California needs Prop 30 to equitably meet its zero-emission vehicle goals. 

1.  Nadia Lopez for CalMatters explains Prop 30 in one minute: 

  • More than 90% of Californians breathe unhealthy air. Governor Newsom has ordered the ban of all new gas-powered cars by 2035, but who will pay for it?  
  • Prop 30 puts the responsibility of the electric vehicle transition on those who can most afford it, rather than low- and middle-income families.  

2.  California bans sales of new gas-powered cars by 2035. Now the real work begins.

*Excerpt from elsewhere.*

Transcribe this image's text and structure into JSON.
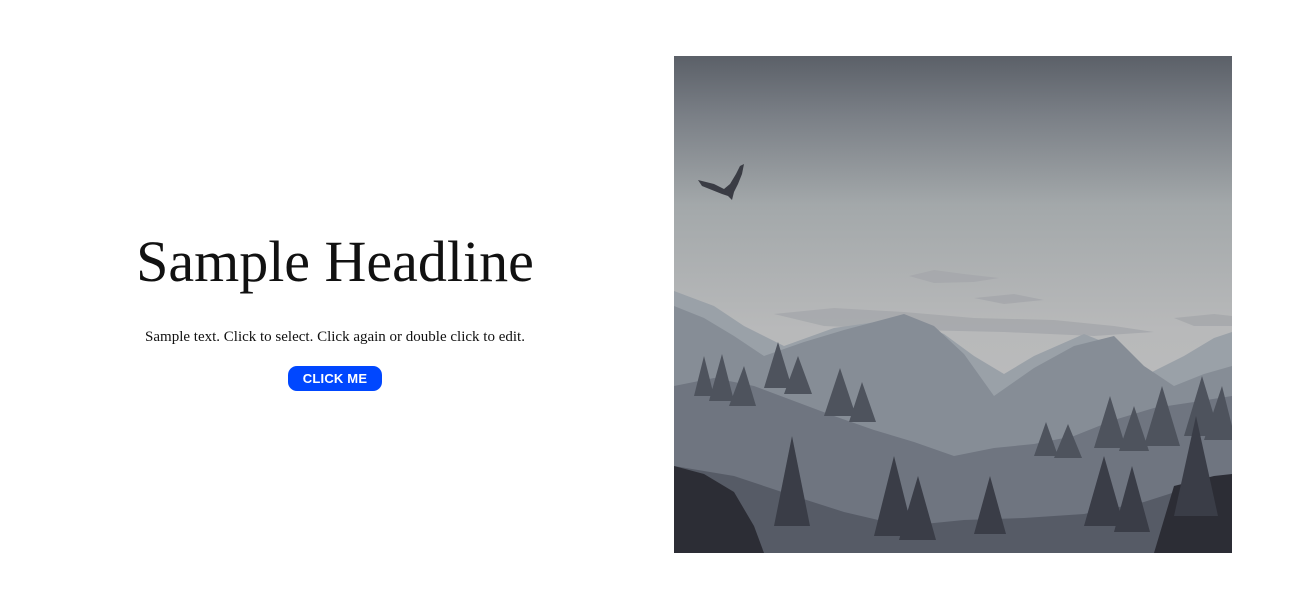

  • The transition to electric vehicles won’t be easy, and huge uncertainties remain.
  • Cost is one. An electric vehicle still costs far more than an equivalent gasoline vehicle. According to Kelley Blue Book, the average EV sold for $66,000 in July, compared with $48,000 for the average internal combustion vehicle.
  • Charging is another issue. While homeowners can install their own EV charger in a garage, most people who live in apartment buildings and condos don’t have that option.

Prop. 30 proposes a progressive tax on annual income above $2 million in order to create a statewide EV charging network, help millions more Californians afford an electric vehicle purchase, and reduce catastrophic wildfires throughout the state.

The Clean Air California coalition supporting Prop 30 has experts on California wildfires, public health, air quality, environmental justice, and climate change available to speak with the press. Contact Deborah Camiel at 818-299-3656 or

For more on Prop 30, go to YESon30.